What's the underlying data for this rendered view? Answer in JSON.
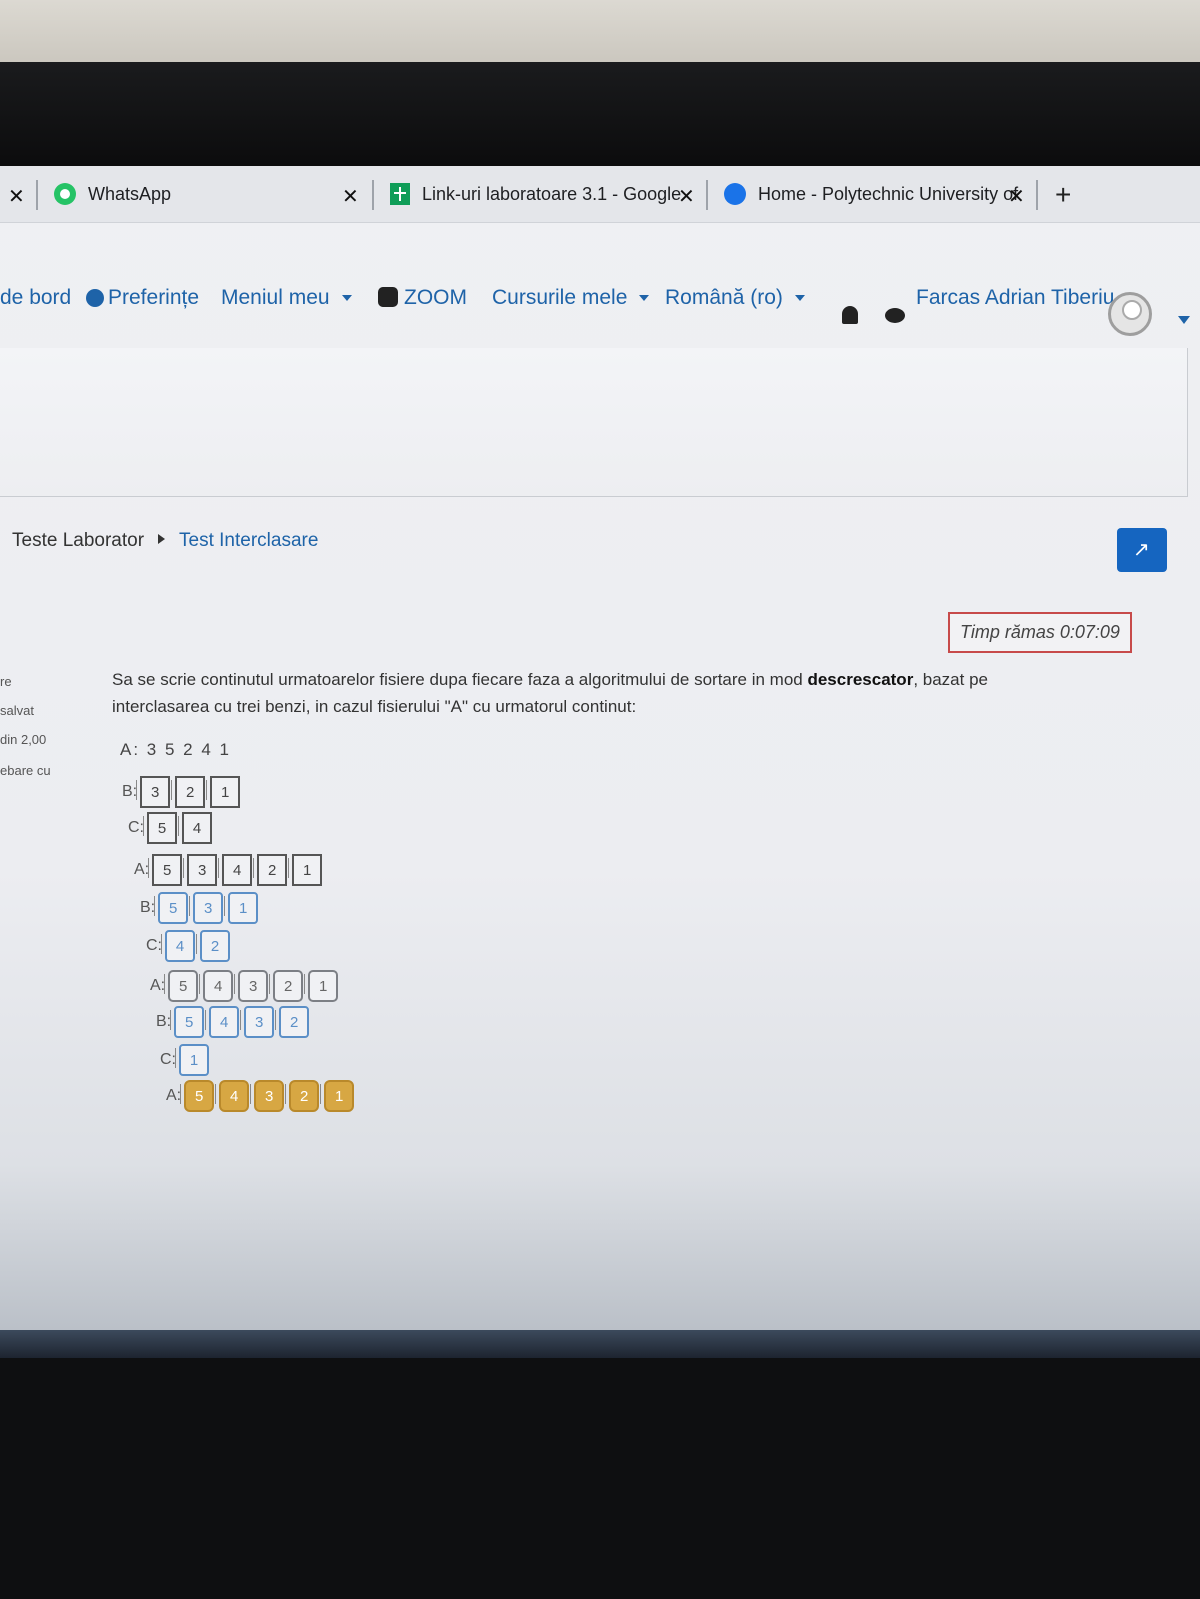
{
  "tabs": [
    {
      "label": "WhatsApp"
    },
    {
      "label": "Link-uri laboratoare 3.1 - Google"
    },
    {
      "label": "Home - Polytechnic University of"
    }
  ],
  "nav": {
    "dashboard": "de bord",
    "preferences": "Preferințe",
    "my_menu": "Meniul meu",
    "zoom": "ZOOM",
    "my_courses": "Cursurile mele",
    "language": "Română (ro)",
    "user": "Farcas Adrian Tiberiu"
  },
  "breadcrumb": {
    "parent": "Teste Laborator",
    "current": "Test Interclasare"
  },
  "timer": "Timp rămas 0:07:09",
  "side_info": [
    "re",
    "salvat",
    "din 2,00",
    "ebare cu"
  ],
  "question": {
    "text_1": "Sa se scrie continutul urmatoarelor fisiere dupa fiecare faza a algoritmului de sortare in mod ",
    "bold": "descrescator",
    "text_2": ", bazat pe interclasarea cu trei benzi, in cazul fisierului \"A\" cu urmatorul continut:",
    "initial": "A: 3 5 2 4 1"
  },
  "rows": [
    {
      "label": "B:",
      "values": [
        "3",
        "2",
        "1"
      ]
    },
    {
      "label": "C:",
      "values": [
        "5",
        "4"
      ]
    },
    {
      "label": "A:",
      "values": [
        "5",
        "3",
        "4",
        "2",
        "1"
      ]
    },
    {
      "label": "B:",
      "values": [
        "5",
        "3",
        "1"
      ]
    },
    {
      "label": "C:",
      "values": [
        "4",
        "2"
      ]
    },
    {
      "label": "A:",
      "values": [
        "5",
        "4",
        "3",
        "2",
        "1"
      ]
    },
    {
      "label": "B:",
      "values": [
        "5",
        "4",
        "3",
        "2"
      ]
    },
    {
      "label": "C:",
      "values": [
        "1"
      ]
    },
    {
      "label": "A:",
      "values": [
        "5",
        "4",
        "3",
        "2",
        "1"
      ]
    }
  ],
  "colors": {
    "link": "#1e63a8",
    "timer_border": "#c74a4a",
    "expand_button": "#1565c0",
    "final_row": "#d7a743"
  }
}
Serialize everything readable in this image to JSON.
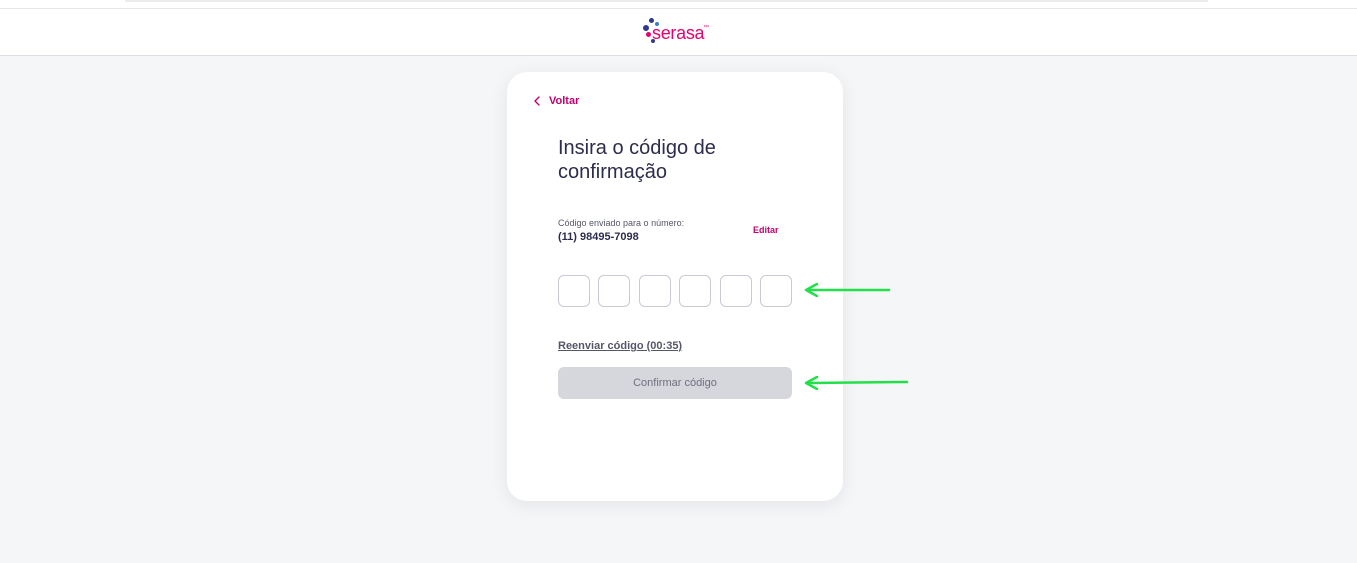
{
  "brand": {
    "name": "serasa",
    "trademark": "™",
    "accent": "#e80070"
  },
  "nav": {
    "back_label": "Voltar",
    "back_icon": "chevron-left-icon"
  },
  "form": {
    "title": "Insira o código de confirmação",
    "sent_label": "Código enviado para o número:",
    "phone": "(11) 98495-7098",
    "edit_label": "Editar",
    "code_digits": [
      "",
      "",
      "",
      "",
      "",
      ""
    ],
    "resend_label": "Reenviar código (00:35)",
    "confirm_label": "Confirmar código"
  },
  "colors": {
    "background": "#f5f6f8",
    "card": "#ffffff",
    "link": "#c4006b",
    "button_disabled": "#d6d7dc",
    "annotation_arrow": "#22e04a"
  }
}
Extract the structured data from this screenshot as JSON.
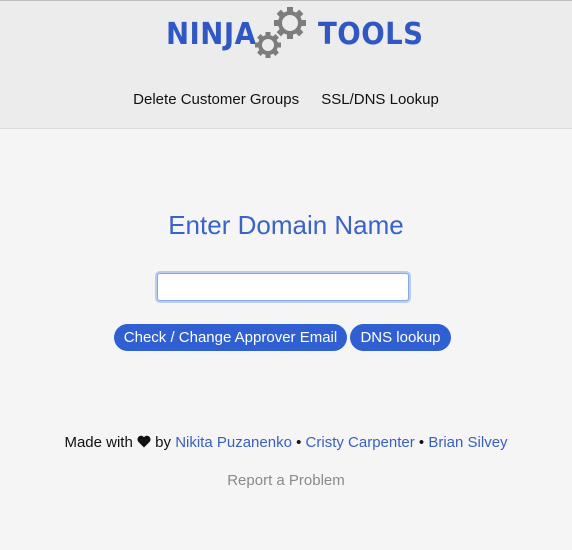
{
  "logo": {
    "left_word": "NINJA",
    "right_word": "TOOLS"
  },
  "nav": {
    "items": [
      {
        "label": "Delete Customer Groups"
      },
      {
        "label": "SSL/DNS Lookup"
      }
    ]
  },
  "main": {
    "title": "Enter Domain Name",
    "domain_input": {
      "value": "",
      "placeholder": ""
    },
    "buttons": {
      "approver_label": "Check / Change Approver Email",
      "dns_label": "DNS lookup"
    }
  },
  "footer": {
    "made_with": "Made with",
    "by": "by",
    "authors": [
      {
        "name": "Nikita Puzanenko"
      },
      {
        "name": "Cristy Carpenter"
      },
      {
        "name": "Brian Silvey"
      }
    ],
    "separator": "•",
    "report_label": "Report a Problem"
  },
  "colors": {
    "brand": "#3057c4",
    "button": "#2f5fd0",
    "link": "#3a5fc0"
  },
  "icons": {
    "gears": "gears-icon",
    "heart": "heart-icon"
  }
}
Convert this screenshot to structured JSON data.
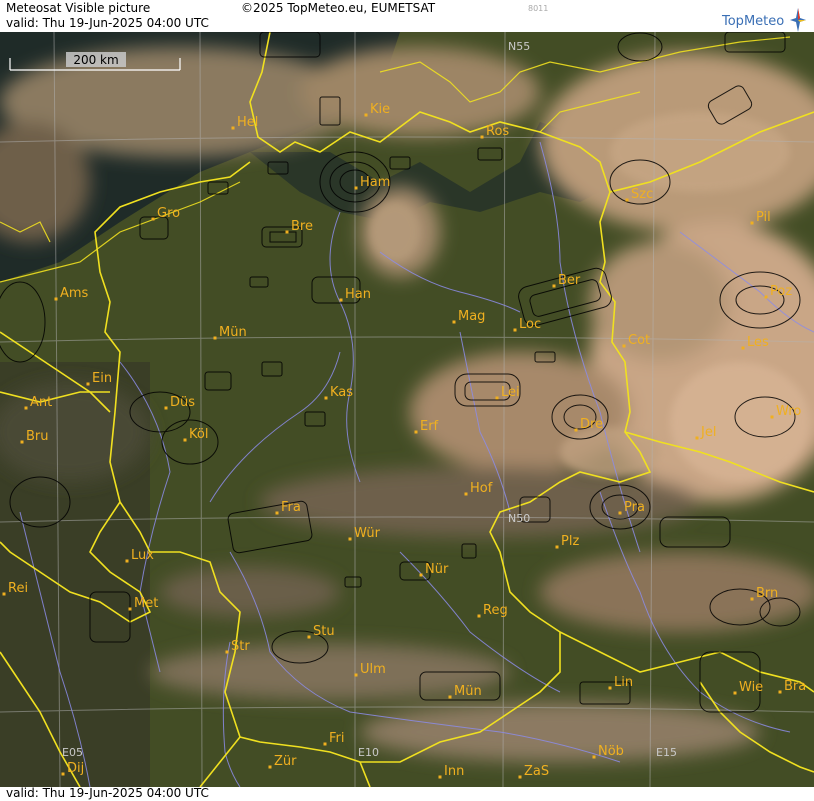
{
  "header": {
    "title": "Meteosat Visible picture",
    "valid": "valid:  Thu  19-Jun-2025  04:00 UTC",
    "copyright": "©2025 TopMeteo.eu, EUMETSAT",
    "code": "8011",
    "logo_text": "TopMeteo"
  },
  "footer": {
    "valid": "valid:  Thu  19-Jun-2025  04:00 UTC"
  },
  "scale": {
    "label": "200 km"
  },
  "grid_labels": [
    "N55",
    "N50",
    "E05",
    "E10",
    "E15"
  ],
  "cities": [
    "Hel",
    "Kie",
    "Ros",
    "Ham",
    "Gro",
    "Bre",
    "Szc",
    "Pil",
    "Ams",
    "Han",
    "Ber",
    "Poz",
    "Mag",
    "Loc",
    "Mün",
    "Cot",
    "Les",
    "Ein",
    "Kas",
    "Lei",
    "Ant",
    "Düs",
    "Wro",
    "Dre",
    "Erf",
    "Bru",
    "Köl",
    "Jel",
    "Hof",
    "Fra",
    "Pra",
    "Wür",
    "Plz",
    "Lux",
    "Nür",
    "Rei",
    "Met",
    "Reg",
    "Brn",
    "Stu",
    "Str",
    "Ulm",
    "Lin",
    "Mün",
    "Wie",
    "Bra",
    "Fri",
    "Dij",
    "Zür",
    "Inn",
    "ZaS",
    "Nöb"
  ],
  "colors": {
    "city": "#f0b020",
    "border": "#f0e020",
    "river": "#8c8ce8",
    "grid": "#b4b4b4"
  }
}
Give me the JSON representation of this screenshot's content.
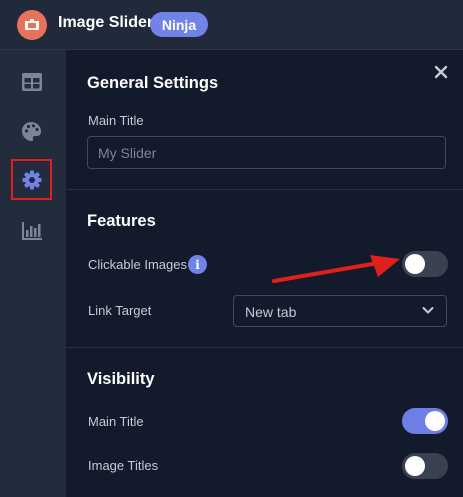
{
  "header": {
    "app_title": "Image Slider",
    "plan_badge": "Ninja",
    "logo_icon": "image-slider-logo-icon"
  },
  "sidebar": {
    "items": [
      {
        "name": "layout",
        "icon": "table-grid-icon",
        "active": false
      },
      {
        "name": "style",
        "icon": "palette-icon",
        "active": false
      },
      {
        "name": "settings",
        "icon": "gear-icon",
        "active": true
      },
      {
        "name": "analytics",
        "icon": "bar-chart-icon",
        "active": false
      }
    ]
  },
  "panel": {
    "close_icon": "close-icon",
    "general": {
      "title": "General Settings",
      "main_title_label": "Main Title",
      "main_title_placeholder": "My Slider",
      "main_title_value": ""
    },
    "features": {
      "title": "Features",
      "clickable_images_label": "Clickable Images",
      "clickable_images_enabled": false,
      "info_icon_glyph": "i",
      "link_target_label": "Link Target",
      "link_target_value": "New tab"
    },
    "visibility": {
      "title": "Visibility",
      "main_title_label": "Main Title",
      "main_title_enabled": true,
      "image_titles_label": "Image Titles",
      "image_titles_enabled": false
    }
  },
  "colors": {
    "accent": "#7283e8",
    "highlight": "#e0201c",
    "panel_bg": "#131a2b",
    "sidebar_bg": "#232c3d"
  }
}
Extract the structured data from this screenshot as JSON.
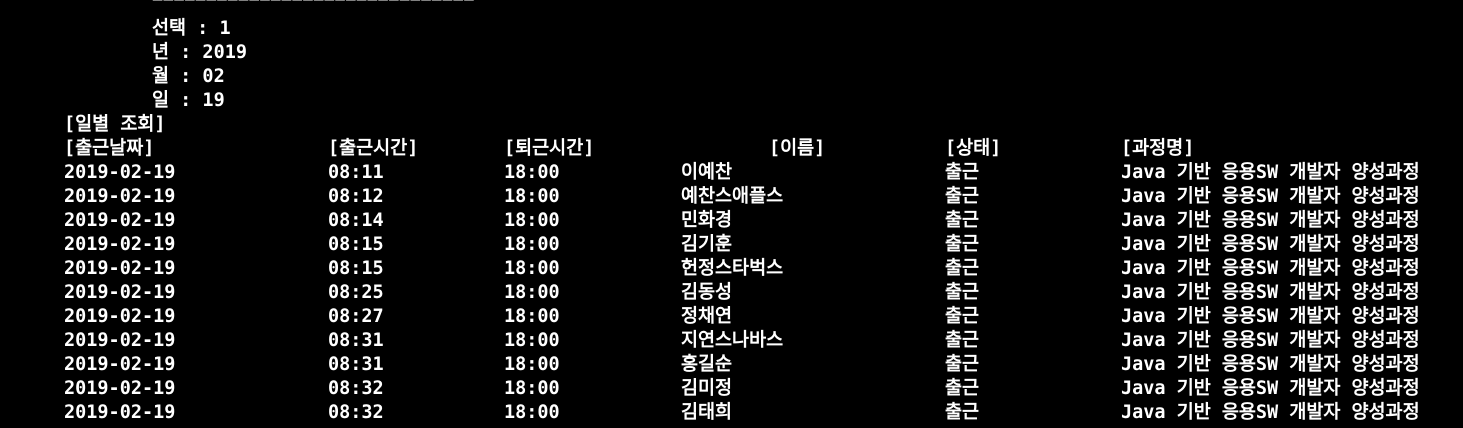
{
  "console": {
    "separator": "==============================",
    "prompts": {
      "select": "선택 : 1",
      "year": "년 : 2019",
      "month": "월 : 02",
      "day": "일 : 19"
    },
    "section_title": "[일별 조회]",
    "headers": {
      "date": "[출근날짜]",
      "check_in": "[출근시간]",
      "check_out": "[퇴근시간]",
      "name": "[이름]",
      "status": "[상태]",
      "course": "[과정명]"
    },
    "rows": [
      {
        "date": "2019-02-19",
        "check_in": "08:11",
        "check_out": "18:00",
        "name": "이예찬",
        "status": "출근",
        "course": "Java 기반 응용SW 개발자 양성과정"
      },
      {
        "date": "2019-02-19",
        "check_in": "08:12",
        "check_out": "18:00",
        "name": "예찬스애플스",
        "status": "출근",
        "course": "Java 기반 응용SW 개발자 양성과정"
      },
      {
        "date": "2019-02-19",
        "check_in": "08:14",
        "check_out": "18:00",
        "name": "민화경",
        "status": "출근",
        "course": "Java 기반 응용SW 개발자 양성과정"
      },
      {
        "date": "2019-02-19",
        "check_in": "08:15",
        "check_out": "18:00",
        "name": "김기훈",
        "status": "출근",
        "course": "Java 기반 응용SW 개발자 양성과정"
      },
      {
        "date": "2019-02-19",
        "check_in": "08:15",
        "check_out": "18:00",
        "name": "헌정스타벅스",
        "status": "출근",
        "course": "Java 기반 응용SW 개발자 양성과정"
      },
      {
        "date": "2019-02-19",
        "check_in": "08:25",
        "check_out": "18:00",
        "name": "김동성",
        "status": "출근",
        "course": "Java 기반 응용SW 개발자 양성과정"
      },
      {
        "date": "2019-02-19",
        "check_in": "08:27",
        "check_out": "18:00",
        "name": "정채연",
        "status": "출근",
        "course": "Java 기반 응용SW 개발자 양성과정"
      },
      {
        "date": "2019-02-19",
        "check_in": "08:31",
        "check_out": "18:00",
        "name": "지연스나바스",
        "status": "출근",
        "course": "Java 기반 응용SW 개발자 양성과정"
      },
      {
        "date": "2019-02-19",
        "check_in": "08:31",
        "check_out": "18:00",
        "name": "홍길순",
        "status": "출근",
        "course": "Java 기반 응용SW 개발자 양성과정"
      },
      {
        "date": "2019-02-19",
        "check_in": "08:32",
        "check_out": "18:00",
        "name": "김미정",
        "status": "출근",
        "course": "Java 기반 응용SW 개발자 양성과정"
      },
      {
        "date": "2019-02-19",
        "check_in": "08:32",
        "check_out": "18:00",
        "name": "김태희",
        "status": "출근",
        "course": "Java 기반 응용SW 개발자 양성과정"
      }
    ]
  },
  "colors": {
    "background": "#000000",
    "text": "#ffffff"
  }
}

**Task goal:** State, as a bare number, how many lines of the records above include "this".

**Written reply:** 6